Polls on his executive order suspending immigration from seven countries show that a majority of Americans oppose it. In fact, the executive orders have net disapproval of more than five percentage points, with only 45% of people in favor and 51% opposed.
Only one poll shows a majority of Americans approve of the order. In fact, most of them conclude that a majority are against it.
The three polls that showed net approval (Reuters/Ipsos, HuffPo/YouGov, and Morning Consult/Politico) were all conducted online, where it is notoriously difficult to collect a representative sample. Even if it is true, as some have suggested, that people are more likely to give their honest opinions online, online polls and automated phone polls do not even show net approval for the executive order consistently.
Taking all the polls together shows that even with Trump-slanted online polls, most Americans do not approve of the ban.
Opposition on the RiseTrump appears to cling to his scant pro-ban polls, and find more comfort in polls conducted before he actually signed the executive order. Last month, two polls were conducted that tested support for the policy, and found more support for the ban than there is now.
First, Quinnipiac found a net approval of 6 for a ban before Trump took office. To compare, its two polls after he signed the order show a net approval of -6. That is a 12 percentage point swing against the ban. Meanwhile, the first two Quinnipiac polls also showed an increase in Trump’s net approvals while public support swung against the ban. So it is not just partisanship driving the results.
Second, Rasmussen found support of the ban at a whopping 24 percentage points in a poll conducted days before the order was signed. But the distinct way it phrased its questions was bound to bump up the number of people who said they approved the policy. Rasmussen has a history of conservative bias, therefore leading to it finding more support for Republicans and Republican causes than other polls.
Whatever the details of the specific polls, the takeaway from examining all of them together is that voters are more opposed to the ban now than they were last month or throughout the election, when polls generally showed more support for a Muslim ban.

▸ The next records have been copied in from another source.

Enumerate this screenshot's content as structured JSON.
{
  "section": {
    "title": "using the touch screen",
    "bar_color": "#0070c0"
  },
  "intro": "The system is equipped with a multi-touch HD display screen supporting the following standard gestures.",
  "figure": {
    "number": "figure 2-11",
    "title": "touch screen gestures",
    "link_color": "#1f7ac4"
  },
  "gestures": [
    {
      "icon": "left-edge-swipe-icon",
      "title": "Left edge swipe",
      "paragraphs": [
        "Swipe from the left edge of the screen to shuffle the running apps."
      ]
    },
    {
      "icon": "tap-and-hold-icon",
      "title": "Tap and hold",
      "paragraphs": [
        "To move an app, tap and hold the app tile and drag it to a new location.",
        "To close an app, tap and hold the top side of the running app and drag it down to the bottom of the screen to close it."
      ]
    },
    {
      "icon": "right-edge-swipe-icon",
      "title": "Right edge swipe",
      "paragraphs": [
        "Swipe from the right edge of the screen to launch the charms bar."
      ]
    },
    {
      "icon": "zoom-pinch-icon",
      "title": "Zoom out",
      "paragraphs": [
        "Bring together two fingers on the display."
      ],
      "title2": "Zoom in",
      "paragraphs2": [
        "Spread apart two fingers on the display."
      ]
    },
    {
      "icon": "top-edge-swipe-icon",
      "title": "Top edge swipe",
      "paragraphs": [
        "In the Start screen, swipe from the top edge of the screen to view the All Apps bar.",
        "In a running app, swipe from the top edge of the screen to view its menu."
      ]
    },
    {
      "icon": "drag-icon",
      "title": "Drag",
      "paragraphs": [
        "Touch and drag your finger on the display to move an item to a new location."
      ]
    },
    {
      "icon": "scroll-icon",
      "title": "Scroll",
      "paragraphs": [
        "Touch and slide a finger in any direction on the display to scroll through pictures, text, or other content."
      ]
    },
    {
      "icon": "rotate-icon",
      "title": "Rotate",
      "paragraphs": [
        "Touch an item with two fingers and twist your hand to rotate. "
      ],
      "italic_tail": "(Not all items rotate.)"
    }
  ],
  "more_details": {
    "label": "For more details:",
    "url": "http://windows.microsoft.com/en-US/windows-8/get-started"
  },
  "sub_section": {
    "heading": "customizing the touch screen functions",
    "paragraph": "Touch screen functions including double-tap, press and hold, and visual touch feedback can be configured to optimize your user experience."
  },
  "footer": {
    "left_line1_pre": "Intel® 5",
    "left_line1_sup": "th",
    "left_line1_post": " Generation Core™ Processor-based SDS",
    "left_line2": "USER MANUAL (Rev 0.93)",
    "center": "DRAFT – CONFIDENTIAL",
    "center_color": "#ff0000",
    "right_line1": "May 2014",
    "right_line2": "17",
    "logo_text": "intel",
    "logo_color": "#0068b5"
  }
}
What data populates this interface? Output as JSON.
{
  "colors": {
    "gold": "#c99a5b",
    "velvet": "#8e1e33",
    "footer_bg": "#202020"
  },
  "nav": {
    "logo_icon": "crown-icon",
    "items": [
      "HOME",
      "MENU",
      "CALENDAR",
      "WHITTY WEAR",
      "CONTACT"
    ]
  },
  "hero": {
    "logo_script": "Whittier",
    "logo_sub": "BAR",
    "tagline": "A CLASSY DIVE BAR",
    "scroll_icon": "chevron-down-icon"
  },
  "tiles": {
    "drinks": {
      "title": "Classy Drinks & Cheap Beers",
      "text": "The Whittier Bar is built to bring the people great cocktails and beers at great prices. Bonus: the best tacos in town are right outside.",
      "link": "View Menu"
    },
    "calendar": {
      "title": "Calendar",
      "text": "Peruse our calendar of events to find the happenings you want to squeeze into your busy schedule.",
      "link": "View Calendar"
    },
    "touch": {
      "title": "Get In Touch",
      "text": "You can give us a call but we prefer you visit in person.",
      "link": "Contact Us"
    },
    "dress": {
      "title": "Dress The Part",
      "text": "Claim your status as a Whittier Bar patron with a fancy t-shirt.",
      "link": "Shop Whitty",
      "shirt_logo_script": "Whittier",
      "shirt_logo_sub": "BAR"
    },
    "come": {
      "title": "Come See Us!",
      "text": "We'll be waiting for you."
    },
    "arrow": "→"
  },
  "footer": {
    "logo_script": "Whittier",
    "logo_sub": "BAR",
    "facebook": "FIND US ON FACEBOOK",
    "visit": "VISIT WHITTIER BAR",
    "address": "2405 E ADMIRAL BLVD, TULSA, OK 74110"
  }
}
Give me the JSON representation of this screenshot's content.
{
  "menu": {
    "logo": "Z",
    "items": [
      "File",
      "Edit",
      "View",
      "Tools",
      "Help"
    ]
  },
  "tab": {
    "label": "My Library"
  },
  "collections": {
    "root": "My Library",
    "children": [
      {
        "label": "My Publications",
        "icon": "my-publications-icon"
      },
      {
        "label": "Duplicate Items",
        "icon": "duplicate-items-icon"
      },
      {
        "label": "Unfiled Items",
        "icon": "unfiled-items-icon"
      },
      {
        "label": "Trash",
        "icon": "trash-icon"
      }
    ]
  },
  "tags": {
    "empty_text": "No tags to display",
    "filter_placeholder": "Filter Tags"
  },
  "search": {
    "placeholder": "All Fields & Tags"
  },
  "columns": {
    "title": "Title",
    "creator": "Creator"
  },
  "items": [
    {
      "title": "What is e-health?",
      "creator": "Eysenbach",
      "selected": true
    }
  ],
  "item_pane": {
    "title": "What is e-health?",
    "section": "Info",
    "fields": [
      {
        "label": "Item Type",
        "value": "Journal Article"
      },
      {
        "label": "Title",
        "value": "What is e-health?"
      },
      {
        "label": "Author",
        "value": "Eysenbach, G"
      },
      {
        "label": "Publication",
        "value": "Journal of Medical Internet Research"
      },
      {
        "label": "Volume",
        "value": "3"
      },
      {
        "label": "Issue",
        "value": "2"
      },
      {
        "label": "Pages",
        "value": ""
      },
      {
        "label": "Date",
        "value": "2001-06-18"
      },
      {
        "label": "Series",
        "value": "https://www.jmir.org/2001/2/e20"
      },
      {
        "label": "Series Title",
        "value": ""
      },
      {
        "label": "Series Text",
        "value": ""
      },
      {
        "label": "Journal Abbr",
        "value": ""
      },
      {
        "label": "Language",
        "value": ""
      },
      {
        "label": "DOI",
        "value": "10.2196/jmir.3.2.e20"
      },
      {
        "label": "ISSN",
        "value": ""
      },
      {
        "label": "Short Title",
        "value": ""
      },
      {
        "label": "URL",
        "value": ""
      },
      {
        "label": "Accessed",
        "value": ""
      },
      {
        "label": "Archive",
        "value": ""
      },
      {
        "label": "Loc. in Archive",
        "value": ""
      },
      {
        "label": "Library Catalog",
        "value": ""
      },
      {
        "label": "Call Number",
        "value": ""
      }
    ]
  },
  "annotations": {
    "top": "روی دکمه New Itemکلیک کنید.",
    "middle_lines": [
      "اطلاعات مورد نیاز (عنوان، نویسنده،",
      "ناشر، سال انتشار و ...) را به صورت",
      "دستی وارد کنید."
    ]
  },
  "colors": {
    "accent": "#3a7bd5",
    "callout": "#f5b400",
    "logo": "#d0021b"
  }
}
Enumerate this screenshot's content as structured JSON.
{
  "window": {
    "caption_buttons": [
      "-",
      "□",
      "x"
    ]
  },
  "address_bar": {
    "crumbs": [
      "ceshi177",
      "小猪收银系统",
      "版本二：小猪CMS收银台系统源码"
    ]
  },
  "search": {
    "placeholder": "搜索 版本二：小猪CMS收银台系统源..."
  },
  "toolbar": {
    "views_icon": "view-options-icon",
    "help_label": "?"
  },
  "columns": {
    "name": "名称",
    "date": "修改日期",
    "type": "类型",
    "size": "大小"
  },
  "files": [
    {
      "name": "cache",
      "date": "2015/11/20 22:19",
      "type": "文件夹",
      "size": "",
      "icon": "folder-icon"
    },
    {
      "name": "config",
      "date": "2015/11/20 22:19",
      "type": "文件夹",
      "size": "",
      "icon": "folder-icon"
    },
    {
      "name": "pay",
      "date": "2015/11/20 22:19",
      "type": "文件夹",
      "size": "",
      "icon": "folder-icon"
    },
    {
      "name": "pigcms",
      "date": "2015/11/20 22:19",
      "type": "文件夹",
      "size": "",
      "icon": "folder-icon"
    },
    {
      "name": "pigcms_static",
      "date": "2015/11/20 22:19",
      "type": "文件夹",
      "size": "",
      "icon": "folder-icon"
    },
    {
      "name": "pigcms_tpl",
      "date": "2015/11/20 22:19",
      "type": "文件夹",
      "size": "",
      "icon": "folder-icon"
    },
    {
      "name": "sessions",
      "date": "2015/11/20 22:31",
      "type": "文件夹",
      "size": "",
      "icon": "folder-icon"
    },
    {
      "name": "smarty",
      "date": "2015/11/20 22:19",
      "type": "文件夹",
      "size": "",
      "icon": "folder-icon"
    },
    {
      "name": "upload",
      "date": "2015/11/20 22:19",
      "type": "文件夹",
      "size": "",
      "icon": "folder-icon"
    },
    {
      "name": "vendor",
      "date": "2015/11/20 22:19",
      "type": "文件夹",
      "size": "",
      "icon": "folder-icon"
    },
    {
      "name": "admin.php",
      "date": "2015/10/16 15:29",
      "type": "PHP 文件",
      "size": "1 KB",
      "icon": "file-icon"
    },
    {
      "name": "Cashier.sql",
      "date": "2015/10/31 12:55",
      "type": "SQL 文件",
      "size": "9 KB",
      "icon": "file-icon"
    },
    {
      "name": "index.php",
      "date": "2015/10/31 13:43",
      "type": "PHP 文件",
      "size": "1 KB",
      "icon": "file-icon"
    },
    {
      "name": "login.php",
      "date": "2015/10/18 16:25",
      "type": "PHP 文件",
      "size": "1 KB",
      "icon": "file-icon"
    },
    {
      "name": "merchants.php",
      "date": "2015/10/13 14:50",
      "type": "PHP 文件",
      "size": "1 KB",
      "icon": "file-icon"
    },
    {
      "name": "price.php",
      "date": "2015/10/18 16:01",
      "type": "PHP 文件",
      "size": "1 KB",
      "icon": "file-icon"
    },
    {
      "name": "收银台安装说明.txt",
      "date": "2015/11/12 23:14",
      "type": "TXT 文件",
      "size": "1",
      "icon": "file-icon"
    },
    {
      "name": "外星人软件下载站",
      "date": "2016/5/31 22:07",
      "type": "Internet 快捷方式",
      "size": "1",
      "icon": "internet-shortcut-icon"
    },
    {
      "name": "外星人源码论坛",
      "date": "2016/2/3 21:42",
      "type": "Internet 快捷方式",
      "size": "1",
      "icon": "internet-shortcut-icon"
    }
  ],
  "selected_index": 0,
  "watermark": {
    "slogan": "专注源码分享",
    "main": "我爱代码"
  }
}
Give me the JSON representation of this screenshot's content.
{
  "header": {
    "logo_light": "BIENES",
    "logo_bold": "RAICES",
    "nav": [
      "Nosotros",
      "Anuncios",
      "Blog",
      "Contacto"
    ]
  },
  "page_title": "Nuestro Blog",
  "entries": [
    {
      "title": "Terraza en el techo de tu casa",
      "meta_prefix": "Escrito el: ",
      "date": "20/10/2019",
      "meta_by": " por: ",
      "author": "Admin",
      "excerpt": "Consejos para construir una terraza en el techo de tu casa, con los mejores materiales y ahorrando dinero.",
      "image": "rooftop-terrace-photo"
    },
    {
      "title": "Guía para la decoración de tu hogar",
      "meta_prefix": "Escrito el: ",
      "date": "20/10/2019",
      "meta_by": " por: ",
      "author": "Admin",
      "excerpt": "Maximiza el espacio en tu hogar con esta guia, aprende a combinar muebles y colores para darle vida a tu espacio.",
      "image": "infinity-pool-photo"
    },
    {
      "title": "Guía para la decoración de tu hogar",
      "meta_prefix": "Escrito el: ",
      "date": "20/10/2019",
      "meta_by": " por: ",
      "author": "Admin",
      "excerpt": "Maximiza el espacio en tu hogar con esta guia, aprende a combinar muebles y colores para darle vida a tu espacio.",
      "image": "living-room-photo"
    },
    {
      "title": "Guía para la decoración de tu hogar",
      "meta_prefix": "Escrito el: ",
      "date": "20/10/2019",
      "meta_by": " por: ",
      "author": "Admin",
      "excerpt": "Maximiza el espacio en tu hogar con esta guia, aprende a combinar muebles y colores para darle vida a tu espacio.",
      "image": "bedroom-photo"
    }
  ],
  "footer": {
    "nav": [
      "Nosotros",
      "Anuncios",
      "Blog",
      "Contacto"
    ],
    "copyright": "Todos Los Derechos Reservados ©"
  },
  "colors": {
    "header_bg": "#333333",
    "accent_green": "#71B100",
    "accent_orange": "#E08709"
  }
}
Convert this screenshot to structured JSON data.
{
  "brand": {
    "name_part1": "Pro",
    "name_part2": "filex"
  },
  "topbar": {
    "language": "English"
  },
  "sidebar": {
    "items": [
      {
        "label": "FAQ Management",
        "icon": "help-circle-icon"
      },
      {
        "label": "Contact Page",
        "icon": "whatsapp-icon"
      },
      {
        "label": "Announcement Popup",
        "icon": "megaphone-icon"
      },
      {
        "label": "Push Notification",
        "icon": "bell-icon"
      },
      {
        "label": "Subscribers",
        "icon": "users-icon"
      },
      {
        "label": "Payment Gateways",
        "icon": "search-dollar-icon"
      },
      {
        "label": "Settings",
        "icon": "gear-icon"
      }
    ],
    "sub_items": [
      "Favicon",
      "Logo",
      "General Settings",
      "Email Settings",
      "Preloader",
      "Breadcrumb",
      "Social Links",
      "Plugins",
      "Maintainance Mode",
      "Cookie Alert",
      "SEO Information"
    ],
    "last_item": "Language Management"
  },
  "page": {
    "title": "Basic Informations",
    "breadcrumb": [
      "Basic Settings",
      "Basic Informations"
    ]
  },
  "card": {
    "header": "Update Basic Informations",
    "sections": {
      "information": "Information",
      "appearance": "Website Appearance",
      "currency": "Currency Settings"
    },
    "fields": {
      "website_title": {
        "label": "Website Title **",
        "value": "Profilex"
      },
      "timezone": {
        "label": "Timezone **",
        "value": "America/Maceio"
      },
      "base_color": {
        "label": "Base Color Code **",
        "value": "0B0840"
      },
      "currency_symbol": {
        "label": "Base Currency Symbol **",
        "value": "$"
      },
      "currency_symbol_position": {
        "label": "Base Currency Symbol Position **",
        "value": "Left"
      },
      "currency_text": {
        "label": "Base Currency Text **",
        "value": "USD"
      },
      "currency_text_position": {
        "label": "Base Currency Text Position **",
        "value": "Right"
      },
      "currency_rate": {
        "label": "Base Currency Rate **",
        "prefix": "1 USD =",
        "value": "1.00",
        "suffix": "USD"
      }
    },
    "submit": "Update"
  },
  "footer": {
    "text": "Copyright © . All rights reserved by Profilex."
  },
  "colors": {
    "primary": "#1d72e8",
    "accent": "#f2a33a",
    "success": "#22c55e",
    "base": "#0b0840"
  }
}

Some of the opposition to the ban is principled, but some must also be attributed to the association with the polarizing Donald Trump.
And, some of the decreased support for a ban can be directly attributed to the chaos and poor planning of the rollout, the unnecessary cruelty the policy unleashed, and that the public has now heard how the pan will make them less safe from a bipartisan group of national security experts and officials.
It’s possible that renewing the ban with a deliberate rollout will ease some of the opposition. But that still doesn’t make it a good idea. Regardless, the best polling evidence we have says that the public already realizes the travel ban is bad news.